If there’s a tragedy to his death, that’s it. He spent his first life certain of his death, so he fought like he’d never be around for the victory. But his second life he treated as too precious to risk; too tenuous to move forward. In an existence with two lives, there’s not much actual living in it. Too reckless or too cautious, with nothing in-between.

Because he knew what it meant to die. It’s not just the loss of a person, but the loss of what that person meant to others. He’d had to live with friends and enemies – sometimes the same person – dying, and had to find some way to keep going. The idea of more death, more sacrifice, more weight to carry… better to keep fighting for another outcome than give in to that finality.

But, it’s more nuanced than that. A death can be a gift, a way of treating a life as something to be shared with those whose stories keep going. Takumi’s second life was lived in paralysis, haunted by ghosts and guilted by survivors. His second death was a reclamation of his heroism, a chance to make his life more meaningful and valuable by his ability to hand it over for the future of others. In his death, he finally got to live his dream of a clear sky and a brighter future. It’s not a tragedy that he died; it’s a tragedy that it took him so long to truly live.

I can’t imagine what I got out of this movie when I first watched it. (“Movie”; D-Video Special, technically.) It’s a story that slowly reveals itself to be a Faiz epilogue, and I hadn’t seen Faiz back then. It completely hadn’t stuck in my memory at all, beyond the time loop stuff and Yongou. Watching the back half of this, the last episode and a half, was a brand-new experience.

Like, I forgot Kaido was in this?! I don’t know that I’d’ve picked him to be the one trying to keep Takumi from sacrificing himself, but it works. It works great. Kaido’s strength as a character was always how the actor played the self-deprecating aspects as a thin mask over endless oceans of bitterness and grief, so it’s the perfect way to incrementally refocus the story on Takumi’s death(s). Kaido gets to defuse the tension just enough to make the conclusion the spotlight, while still weaving in the appropriate melancholy of his and Takumi’s reunion scenes. It’s so great to see them together again, but you can feel how fleeting it is.

This is a story that gets who Takumi is, more than I thought the Taisen movie did. They’re both talking about his inability to embrace his new life, but this movie comes at it in a more generalized way, tying it less to Kusaka’s (KUSAKA’S) death and more to a Takumi that doesn’t know how to process his mortality.

It’s there in the use of the hill, and the screen, and what they represented in the finale. The hill was his new start; the screen was what was holding him back. Having the screen on the hill is the movie saying that Takumi’s new start is maybe what’s holding him back now, his possible future keeping him from dealing with his past. Staging his acceptance there, in that way, was such a love-letter to Faiz fans. It’s not just reused iconography and unearned nostalgia; it’s recontextualized history, the language of landmarks. The whole sequence was a beautiful return to the way Kamen Rider 555 would pose tricky questions about how best to live in a world that might not have place for you, and I couldn't be more grateful that they got it right.

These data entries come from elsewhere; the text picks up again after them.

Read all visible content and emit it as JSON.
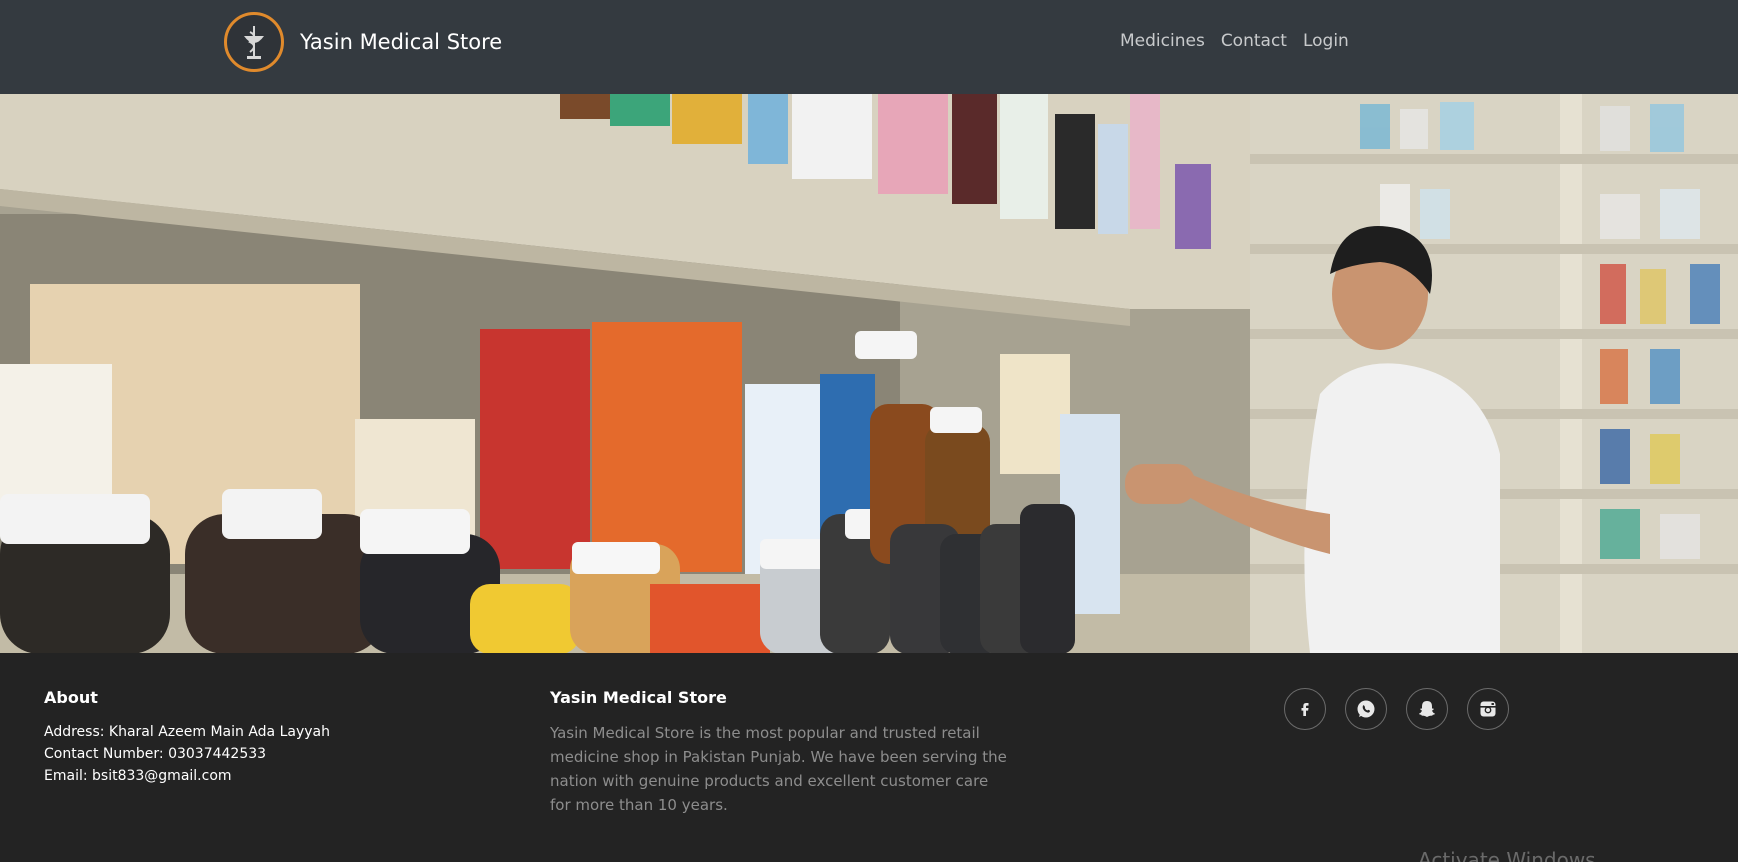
{
  "navbar": {
    "brand": "Yasin Medical Store",
    "links": [
      "Medicines",
      "Contact",
      "Login"
    ]
  },
  "footer": {
    "about": {
      "heading": "About",
      "address": "Address: Kharal Azeem Main Ada Layyah",
      "contact": "Contact Number: 03037442533",
      "email": "Email: bsit833@gmail.com"
    },
    "store": {
      "heading": "Yasin Medical Store",
      "description": "Yasin Medical Store is the most popular and trusted retail medicine shop in Pakistan Punjab. We have been serving the nation with genuine products and excellent customer care for more than 10 years."
    },
    "socials": [
      "facebook-icon",
      "whatsapp-icon",
      "snapchat-icon",
      "instagram-icon"
    ]
  },
  "overlay": {
    "watermark": "Activate Windows"
  },
  "colors": {
    "navbar": "#343a40",
    "footer": "#232323",
    "logo_ring": "#e08a2c",
    "muted_text": "#8d8d8d"
  }
}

Not a perfect series, though, this one. It’s too long, for sure. Could’ve been two episodes, or a single hour-long project. Once it’s clear we’re in a Faiz story, there’s not much use for anyone but Takumi and Kaido. (Yuuto, especially, is barely necessary for the emotional stakes of this story.) A lot of the beginning of the story is about Kiriko and Shinnosuke processing Go’s death, but they never really have to come to terms with it. There’s not really much interplay between Shinnosuke, Takumi, and Yuuto. (Like, how does that team work.) Having the Great Leader look like Takumi – making Takumi defeat his own desire to live – is a little on the nose. Not nearly enough Deneb.

But that’s all beside the point, really. It’s a story about Faiz. It’s hinted at in the title, a subtle reference to the 4th Heisei Rider. As a Drive project, it’s not the best. Too slow, which is antithetical to Drive’s storytelling. But as a Faiz project? It’s a bittersweet tribute to one of my favorite shows, and it's a worthy end to one of the best Heisei Riders.

Very glad I rewatched this today.